- Problem to work on -
Write the entries below out again exactly, but skip the pictures.

- Supplied data -
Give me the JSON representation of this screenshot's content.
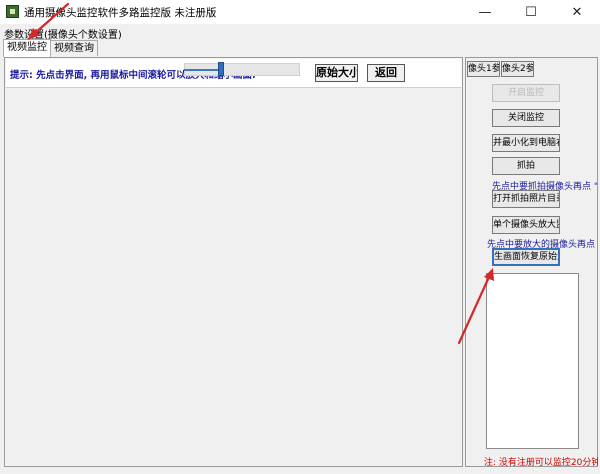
{
  "window": {
    "title": "通用摄像头监控软件多路监控版 未注册版",
    "controls": {
      "minimize": "—",
      "maximize": "☐",
      "close": "✕"
    }
  },
  "menu": {
    "items": [
      "参数设置(摄像头个数设置)"
    ]
  },
  "tabs": [
    "视频监控",
    "视频查询"
  ],
  "toolbar": {
    "tip": "提示: 先点击界面, 再用鼠标中间滚轮可以放大和缩小画面:",
    "zoom_level": 0.32,
    "original_size_label": "原始大小",
    "back_label": "返回"
  },
  "right_panel": {
    "cam_tabs": [
      "像头1参",
      "像头2参"
    ],
    "buttons": {
      "start_monitor": "开启监控",
      "stop_monitor": "关闭监控",
      "minimize_tray": "并最小化到电脑右下",
      "capture": "抓拍",
      "open_photo_dir": "打开抓拍照片目录",
      "single_zoom": "单个摄像头放大监控",
      "restore_screen": "生画面恢复原始大"
    },
    "notes": {
      "capture_hint": "先点中要抓拍摄像头再点 \"",
      "zoom_hint": "先点中要放大的摄像头再点 \""
    }
  },
  "status_text": "注: 没有注册可以监控20分钟,",
  "colors": {
    "arrow": "#d62828",
    "hint_text": "#1a1a9e",
    "status_text": "#cc0000",
    "slider_accent": "#2f6fbd"
  }
}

- Exercise answer -
Give me the JSON representation of this screenshot's content.
{
  "window": {
    "title": "通用摄像头监控软件多路监控版 未注册版",
    "controls": {
      "minimize": "—",
      "maximize": "☐",
      "close": "✕"
    }
  },
  "menu": {
    "items": [
      "参数设置(摄像头个数设置)"
    ]
  },
  "tabs": [
    "视频监控",
    "视频查询"
  ],
  "toolbar": {
    "tip": "提示: 先点击界面, 再用鼠标中间滚轮可以放大和缩小画面:",
    "zoom_level": 0.32,
    "original_size_label": "原始大小",
    "back_label": "返回"
  },
  "right_panel": {
    "cam_tabs": [
      "像头1参",
      "像头2参"
    ],
    "buttons": {
      "start_monitor": "开启监控",
      "stop_monitor": "关闭监控",
      "minimize_tray": "并最小化到电脑右下",
      "capture": "抓拍",
      "open_photo_dir": "打开抓拍照片目录",
      "single_zoom": "单个摄像头放大监控",
      "restore_screen": "生画面恢复原始大"
    },
    "notes": {
      "capture_hint": "先点中要抓拍摄像头再点 \"",
      "zoom_hint": "先点中要放大的摄像头再点 \""
    }
  },
  "status_text": "注: 没有注册可以监控20分钟,",
  "colors": {
    "arrow": "#d62828",
    "hint_text": "#1a1a9e",
    "status_text": "#cc0000",
    "slider_accent": "#2f6fbd"
  }
}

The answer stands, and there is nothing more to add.